__Extracted data entries__:
________________
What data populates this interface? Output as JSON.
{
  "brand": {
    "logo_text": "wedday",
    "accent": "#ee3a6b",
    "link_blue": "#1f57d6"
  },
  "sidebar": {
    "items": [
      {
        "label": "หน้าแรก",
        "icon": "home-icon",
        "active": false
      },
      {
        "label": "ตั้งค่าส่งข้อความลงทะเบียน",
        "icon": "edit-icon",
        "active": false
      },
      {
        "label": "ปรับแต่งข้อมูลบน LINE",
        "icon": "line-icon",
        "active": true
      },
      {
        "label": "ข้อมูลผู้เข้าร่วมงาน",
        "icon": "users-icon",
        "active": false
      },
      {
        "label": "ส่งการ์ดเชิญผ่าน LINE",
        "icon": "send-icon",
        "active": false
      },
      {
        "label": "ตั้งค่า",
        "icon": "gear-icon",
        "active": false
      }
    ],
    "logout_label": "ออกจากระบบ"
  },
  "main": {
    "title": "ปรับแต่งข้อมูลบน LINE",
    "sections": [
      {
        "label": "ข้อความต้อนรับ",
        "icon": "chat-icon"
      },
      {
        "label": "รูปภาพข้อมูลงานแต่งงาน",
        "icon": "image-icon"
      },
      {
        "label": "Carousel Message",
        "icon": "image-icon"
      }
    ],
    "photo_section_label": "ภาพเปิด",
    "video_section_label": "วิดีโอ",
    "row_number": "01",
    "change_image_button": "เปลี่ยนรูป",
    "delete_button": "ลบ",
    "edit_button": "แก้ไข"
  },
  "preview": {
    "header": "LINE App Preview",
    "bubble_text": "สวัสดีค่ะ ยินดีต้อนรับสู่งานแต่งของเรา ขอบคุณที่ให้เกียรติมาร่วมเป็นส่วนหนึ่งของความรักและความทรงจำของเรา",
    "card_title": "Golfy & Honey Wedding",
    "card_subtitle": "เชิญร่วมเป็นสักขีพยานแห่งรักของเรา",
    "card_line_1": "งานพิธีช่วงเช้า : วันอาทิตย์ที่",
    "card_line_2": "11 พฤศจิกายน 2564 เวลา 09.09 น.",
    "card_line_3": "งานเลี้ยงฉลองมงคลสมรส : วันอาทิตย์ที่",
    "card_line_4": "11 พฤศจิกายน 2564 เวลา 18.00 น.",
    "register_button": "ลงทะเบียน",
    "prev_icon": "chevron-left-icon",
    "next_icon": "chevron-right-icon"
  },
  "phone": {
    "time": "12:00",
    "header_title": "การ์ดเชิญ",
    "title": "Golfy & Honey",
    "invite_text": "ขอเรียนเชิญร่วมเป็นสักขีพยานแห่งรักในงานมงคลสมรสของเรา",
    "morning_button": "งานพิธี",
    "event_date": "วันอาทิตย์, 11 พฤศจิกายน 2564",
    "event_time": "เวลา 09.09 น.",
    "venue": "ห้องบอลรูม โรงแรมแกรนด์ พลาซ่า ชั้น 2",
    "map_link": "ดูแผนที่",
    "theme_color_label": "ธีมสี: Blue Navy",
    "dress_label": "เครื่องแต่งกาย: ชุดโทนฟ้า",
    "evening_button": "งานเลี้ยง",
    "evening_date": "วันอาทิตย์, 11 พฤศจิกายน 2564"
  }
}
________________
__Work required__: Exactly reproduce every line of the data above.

__Result__:
What data populates this interface? Output as JSON.
{
  "brand": {
    "logo_text": "wedday",
    "accent": "#ee3a6b",
    "link_blue": "#1f57d6"
  },
  "sidebar": {
    "items": [
      {
        "label": "หน้าแรก",
        "icon": "home-icon",
        "active": false
      },
      {
        "label": "ตั้งค่าส่งข้อความลงทะเบียน",
        "icon": "edit-icon",
        "active": false
      },
      {
        "label": "ปรับแต่งข้อมูลบน LINE",
        "icon": "line-icon",
        "active": true
      },
      {
        "label": "ข้อมูลผู้เข้าร่วมงาน",
        "icon": "users-icon",
        "active": false
      },
      {
        "label": "ส่งการ์ดเชิญผ่าน LINE",
        "icon": "send-icon",
        "active": false
      },
      {
        "label": "ตั้งค่า",
        "icon": "gear-icon",
        "active": false
      }
    ],
    "logout_label": "ออกจากระบบ"
  },
  "main": {
    "title": "ปรับแต่งข้อมูลบน LINE",
    "sections": [
      {
        "label": "ข้อความต้อนรับ",
        "icon": "chat-icon"
      },
      {
        "label": "รูปภาพข้อมูลงานแต่งงาน",
        "icon": "image-icon"
      },
      {
        "label": "Carousel Message",
        "icon": "image-icon"
      }
    ],
    "photo_section_label": "ภาพเปิด",
    "video_section_label": "วิดีโอ",
    "row_number": "01",
    "change_image_button": "เปลี่ยนรูป",
    "delete_button": "ลบ",
    "edit_button": "แก้ไข"
  },
  "preview": {
    "header": "LINE App Preview",
    "bubble_text": "สวัสดีค่ะ ยินดีต้อนรับสู่งานแต่งของเรา ขอบคุณที่ให้เกียรติมาร่วมเป็นส่วนหนึ่งของความรักและความทรงจำของเรา",
    "card_title": "Golfy & Honey Wedding",
    "card_subtitle": "เชิญร่วมเป็นสักขีพยานแห่งรักของเรา",
    "card_line_1": "งานพิธีช่วงเช้า : วันอาทิตย์ที่",
    "card_line_2": "11 พฤศจิกายน 2564 เวลา 09.09 น.",
    "card_line_3": "งานเลี้ยงฉลองมงคลสมรส : วันอาทิตย์ที่",
    "card_line_4": "11 พฤศจิกายน 2564 เวลา 18.00 น.",
    "register_button": "ลงทะเบียน",
    "prev_icon": "chevron-left-icon",
    "next_icon": "chevron-right-icon"
  },
  "phone": {
    "time": "12:00",
    "header_title": "การ์ดเชิญ",
    "title": "Golfy & Honey",
    "invite_text": "ขอเรียนเชิญร่วมเป็นสักขีพยานแห่งรักในงานมงคลสมรสของเรา",
    "morning_button": "งานพิธี",
    "event_date": "วันอาทิตย์, 11 พฤศจิกายน 2564",
    "event_time": "เวลา 09.09 น.",
    "venue": "ห้องบอลรูม โรงแรมแกรนด์ พลาซ่า ชั้น 2",
    "map_link": "ดูแผนที่",
    "theme_color_label": "ธีมสี: Blue Navy",
    "dress_label": "เครื่องแต่งกาย: ชุดโทนฟ้า",
    "evening_button": "งานเลี้ยง",
    "evening_date": "วันอาทิตย์, 11 พฤศจิกายน 2564"
  }
}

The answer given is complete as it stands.